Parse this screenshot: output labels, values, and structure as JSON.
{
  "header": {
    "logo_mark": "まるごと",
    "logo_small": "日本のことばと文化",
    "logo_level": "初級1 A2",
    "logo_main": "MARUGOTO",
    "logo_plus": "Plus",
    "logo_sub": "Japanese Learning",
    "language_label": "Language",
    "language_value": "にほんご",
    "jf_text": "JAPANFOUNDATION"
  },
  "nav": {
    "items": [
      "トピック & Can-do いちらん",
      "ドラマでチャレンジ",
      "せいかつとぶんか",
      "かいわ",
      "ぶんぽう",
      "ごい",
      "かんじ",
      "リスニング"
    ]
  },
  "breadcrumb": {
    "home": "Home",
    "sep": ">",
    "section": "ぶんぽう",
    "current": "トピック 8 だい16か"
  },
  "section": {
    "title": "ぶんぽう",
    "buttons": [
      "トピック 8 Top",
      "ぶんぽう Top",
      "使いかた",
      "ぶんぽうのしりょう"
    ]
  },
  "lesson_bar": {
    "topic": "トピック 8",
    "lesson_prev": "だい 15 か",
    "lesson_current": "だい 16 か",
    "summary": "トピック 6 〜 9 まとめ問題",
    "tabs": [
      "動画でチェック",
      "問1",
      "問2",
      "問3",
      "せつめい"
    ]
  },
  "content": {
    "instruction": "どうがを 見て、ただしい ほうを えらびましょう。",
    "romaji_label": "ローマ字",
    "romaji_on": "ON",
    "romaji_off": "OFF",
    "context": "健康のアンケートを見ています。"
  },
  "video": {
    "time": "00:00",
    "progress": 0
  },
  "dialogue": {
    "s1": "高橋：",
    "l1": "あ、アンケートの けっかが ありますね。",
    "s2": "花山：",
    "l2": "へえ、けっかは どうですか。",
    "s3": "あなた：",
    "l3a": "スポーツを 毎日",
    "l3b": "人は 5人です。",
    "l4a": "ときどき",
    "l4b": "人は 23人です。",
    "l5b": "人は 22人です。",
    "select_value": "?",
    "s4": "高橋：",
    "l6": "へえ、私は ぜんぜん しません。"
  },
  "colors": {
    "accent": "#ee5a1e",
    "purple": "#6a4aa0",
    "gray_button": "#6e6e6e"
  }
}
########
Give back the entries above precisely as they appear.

Parse this screenshot: output labels, values, and structure as JSON.
{
  "header": {
    "logo_mark": "まるごと",
    "logo_small": "日本のことばと文化",
    "logo_level": "初級1 A2",
    "logo_main": "MARUGOTO",
    "logo_plus": "Plus",
    "logo_sub": "Japanese Learning",
    "language_label": "Language",
    "language_value": "にほんご",
    "jf_text": "JAPANFOUNDATION"
  },
  "nav": {
    "items": [
      "トピック & Can-do いちらん",
      "ドラマでチャレンジ",
      "せいかつとぶんか",
      "かいわ",
      "ぶんぽう",
      "ごい",
      "かんじ",
      "リスニング"
    ]
  },
  "breadcrumb": {
    "home": "Home",
    "sep": ">",
    "section": "ぶんぽう",
    "current": "トピック 8 だい16か"
  },
  "section": {
    "title": "ぶんぽう",
    "buttons": [
      "トピック 8 Top",
      "ぶんぽう Top",
      "使いかた",
      "ぶんぽうのしりょう"
    ]
  },
  "lesson_bar": {
    "topic": "トピック 8",
    "lesson_prev": "だい 15 か",
    "lesson_current": "だい 16 か",
    "summary": "トピック 6 〜 9 まとめ問題",
    "tabs": [
      "動画でチェック",
      "問1",
      "問2",
      "問3",
      "せつめい"
    ]
  },
  "content": {
    "instruction": "どうがを 見て、ただしい ほうを えらびましょう。",
    "romaji_label": "ローマ字",
    "romaji_on": "ON",
    "romaji_off": "OFF",
    "context": "健康のアンケートを見ています。"
  },
  "video": {
    "time": "00:00",
    "progress": 0
  },
  "dialogue": {
    "s1": "高橋：",
    "l1": "あ、アンケートの けっかが ありますね。",
    "s2": "花山：",
    "l2": "へえ、けっかは どうですか。",
    "s3": "あなた：",
    "l3a": "スポーツを 毎日",
    "l3b": "人は 5人です。",
    "l4a": "ときどき",
    "l4b": "人は 23人です。",
    "l5b": "人は 22人です。",
    "select_value": "?",
    "s4": "高橋：",
    "l6": "へえ、私は ぜんぜん しません。"
  },
  "colors": {
    "accent": "#ee5a1e",
    "purple": "#6a4aa0",
    "gray_button": "#6e6e6e"
  }
}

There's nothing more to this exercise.